>>>>

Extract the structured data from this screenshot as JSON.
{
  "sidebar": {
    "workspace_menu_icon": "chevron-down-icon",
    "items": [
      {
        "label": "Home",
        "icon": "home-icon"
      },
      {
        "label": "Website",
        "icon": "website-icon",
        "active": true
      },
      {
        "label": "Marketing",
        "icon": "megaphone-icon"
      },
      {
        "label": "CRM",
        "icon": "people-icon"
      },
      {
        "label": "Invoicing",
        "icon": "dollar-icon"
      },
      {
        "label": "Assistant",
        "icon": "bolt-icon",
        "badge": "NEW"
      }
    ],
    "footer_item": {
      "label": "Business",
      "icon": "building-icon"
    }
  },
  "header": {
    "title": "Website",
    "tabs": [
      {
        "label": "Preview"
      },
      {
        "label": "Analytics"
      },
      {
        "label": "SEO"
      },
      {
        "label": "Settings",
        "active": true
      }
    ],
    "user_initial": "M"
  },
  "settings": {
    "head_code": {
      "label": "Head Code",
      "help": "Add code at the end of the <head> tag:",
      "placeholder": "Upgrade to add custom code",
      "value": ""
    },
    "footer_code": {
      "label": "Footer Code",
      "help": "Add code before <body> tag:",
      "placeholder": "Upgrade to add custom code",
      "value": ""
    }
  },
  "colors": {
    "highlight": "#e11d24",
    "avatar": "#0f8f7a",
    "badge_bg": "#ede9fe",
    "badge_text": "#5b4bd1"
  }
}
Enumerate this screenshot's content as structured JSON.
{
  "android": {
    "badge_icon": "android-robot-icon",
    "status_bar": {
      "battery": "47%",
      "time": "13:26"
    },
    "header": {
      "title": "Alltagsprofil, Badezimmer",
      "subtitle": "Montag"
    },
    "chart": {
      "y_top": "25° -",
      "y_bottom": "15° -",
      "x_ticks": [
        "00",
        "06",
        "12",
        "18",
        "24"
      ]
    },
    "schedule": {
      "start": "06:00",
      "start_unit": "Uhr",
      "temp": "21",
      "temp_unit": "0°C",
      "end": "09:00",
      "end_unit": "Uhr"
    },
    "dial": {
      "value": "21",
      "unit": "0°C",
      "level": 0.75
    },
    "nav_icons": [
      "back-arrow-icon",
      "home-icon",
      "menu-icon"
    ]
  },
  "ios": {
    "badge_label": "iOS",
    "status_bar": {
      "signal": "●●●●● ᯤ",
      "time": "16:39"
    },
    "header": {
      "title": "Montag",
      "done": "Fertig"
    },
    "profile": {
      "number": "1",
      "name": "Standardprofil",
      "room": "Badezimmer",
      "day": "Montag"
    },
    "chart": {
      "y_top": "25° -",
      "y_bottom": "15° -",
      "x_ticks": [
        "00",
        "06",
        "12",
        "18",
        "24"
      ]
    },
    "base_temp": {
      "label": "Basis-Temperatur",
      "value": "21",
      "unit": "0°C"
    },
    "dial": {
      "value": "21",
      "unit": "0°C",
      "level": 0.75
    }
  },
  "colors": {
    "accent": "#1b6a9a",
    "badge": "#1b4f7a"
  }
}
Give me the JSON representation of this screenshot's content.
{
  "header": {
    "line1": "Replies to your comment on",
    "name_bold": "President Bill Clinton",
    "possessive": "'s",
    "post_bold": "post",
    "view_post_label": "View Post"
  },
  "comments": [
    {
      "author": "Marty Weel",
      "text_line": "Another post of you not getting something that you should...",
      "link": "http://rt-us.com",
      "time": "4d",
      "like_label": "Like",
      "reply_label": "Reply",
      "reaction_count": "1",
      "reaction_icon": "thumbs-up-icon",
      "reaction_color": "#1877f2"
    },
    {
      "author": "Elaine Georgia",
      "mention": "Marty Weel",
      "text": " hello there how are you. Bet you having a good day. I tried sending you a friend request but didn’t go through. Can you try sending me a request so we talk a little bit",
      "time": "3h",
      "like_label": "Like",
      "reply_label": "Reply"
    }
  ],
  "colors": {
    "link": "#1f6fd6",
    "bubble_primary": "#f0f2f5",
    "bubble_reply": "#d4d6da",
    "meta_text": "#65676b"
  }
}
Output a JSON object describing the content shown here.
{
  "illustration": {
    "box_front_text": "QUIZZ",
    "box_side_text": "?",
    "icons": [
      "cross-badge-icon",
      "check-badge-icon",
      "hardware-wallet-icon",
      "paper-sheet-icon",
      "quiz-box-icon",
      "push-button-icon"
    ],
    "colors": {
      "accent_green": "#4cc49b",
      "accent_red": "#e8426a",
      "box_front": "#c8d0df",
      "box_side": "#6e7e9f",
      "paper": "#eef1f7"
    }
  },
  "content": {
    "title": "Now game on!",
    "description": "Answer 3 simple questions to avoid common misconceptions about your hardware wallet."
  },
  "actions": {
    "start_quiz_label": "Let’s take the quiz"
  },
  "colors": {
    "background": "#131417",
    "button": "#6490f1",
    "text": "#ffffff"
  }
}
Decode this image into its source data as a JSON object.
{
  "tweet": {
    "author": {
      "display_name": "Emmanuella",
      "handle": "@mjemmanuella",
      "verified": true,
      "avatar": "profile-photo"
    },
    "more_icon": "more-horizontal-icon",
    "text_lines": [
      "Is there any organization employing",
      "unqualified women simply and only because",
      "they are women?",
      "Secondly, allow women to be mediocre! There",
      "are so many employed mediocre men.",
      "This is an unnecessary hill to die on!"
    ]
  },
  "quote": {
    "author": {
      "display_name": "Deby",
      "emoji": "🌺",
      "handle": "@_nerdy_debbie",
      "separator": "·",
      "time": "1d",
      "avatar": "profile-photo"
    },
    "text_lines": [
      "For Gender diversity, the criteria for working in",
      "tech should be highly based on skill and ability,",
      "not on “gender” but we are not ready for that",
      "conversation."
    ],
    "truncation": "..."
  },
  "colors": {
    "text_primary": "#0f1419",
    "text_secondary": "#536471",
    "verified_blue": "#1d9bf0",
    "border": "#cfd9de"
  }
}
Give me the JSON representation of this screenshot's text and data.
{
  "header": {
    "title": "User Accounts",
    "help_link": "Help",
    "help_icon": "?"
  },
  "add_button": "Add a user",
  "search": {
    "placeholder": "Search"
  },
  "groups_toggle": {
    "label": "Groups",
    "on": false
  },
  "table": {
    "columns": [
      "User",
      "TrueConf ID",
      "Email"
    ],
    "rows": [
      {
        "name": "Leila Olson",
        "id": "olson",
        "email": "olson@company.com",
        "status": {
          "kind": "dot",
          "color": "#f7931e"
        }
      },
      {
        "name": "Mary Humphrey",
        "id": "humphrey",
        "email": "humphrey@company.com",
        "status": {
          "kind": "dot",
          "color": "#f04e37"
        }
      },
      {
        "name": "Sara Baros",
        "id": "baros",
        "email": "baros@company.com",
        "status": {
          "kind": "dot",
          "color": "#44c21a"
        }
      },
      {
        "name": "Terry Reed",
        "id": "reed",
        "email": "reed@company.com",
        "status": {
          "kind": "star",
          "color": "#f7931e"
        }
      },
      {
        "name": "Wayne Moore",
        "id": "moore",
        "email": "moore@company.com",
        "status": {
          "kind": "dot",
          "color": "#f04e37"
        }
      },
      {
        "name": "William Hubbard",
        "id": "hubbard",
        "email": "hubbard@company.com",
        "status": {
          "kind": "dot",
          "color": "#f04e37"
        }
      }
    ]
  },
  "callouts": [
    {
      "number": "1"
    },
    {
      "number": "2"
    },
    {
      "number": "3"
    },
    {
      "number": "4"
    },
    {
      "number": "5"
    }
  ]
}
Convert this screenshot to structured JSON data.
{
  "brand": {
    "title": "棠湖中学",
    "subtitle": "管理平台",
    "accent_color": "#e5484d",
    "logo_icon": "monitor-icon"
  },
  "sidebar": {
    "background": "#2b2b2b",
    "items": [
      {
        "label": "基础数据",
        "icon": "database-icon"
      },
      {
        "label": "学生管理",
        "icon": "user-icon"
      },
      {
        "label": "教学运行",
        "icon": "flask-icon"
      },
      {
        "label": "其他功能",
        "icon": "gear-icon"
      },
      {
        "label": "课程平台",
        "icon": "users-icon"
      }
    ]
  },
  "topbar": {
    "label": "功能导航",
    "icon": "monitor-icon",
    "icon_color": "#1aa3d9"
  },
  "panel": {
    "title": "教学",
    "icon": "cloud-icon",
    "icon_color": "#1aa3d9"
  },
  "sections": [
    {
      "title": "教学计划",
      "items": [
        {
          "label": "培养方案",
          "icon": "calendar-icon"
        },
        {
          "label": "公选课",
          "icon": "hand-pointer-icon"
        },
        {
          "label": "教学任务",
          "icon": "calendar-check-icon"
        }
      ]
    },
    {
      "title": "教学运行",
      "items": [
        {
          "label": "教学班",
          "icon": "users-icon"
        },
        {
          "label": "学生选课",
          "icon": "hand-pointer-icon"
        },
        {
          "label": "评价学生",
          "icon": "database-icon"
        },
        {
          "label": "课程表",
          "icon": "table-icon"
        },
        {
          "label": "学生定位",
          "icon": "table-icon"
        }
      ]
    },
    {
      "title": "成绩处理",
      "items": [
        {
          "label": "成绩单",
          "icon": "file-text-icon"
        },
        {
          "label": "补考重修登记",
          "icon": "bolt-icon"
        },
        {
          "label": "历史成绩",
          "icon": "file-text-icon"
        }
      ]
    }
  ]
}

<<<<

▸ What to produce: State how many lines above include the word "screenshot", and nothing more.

▸ Answer space: 5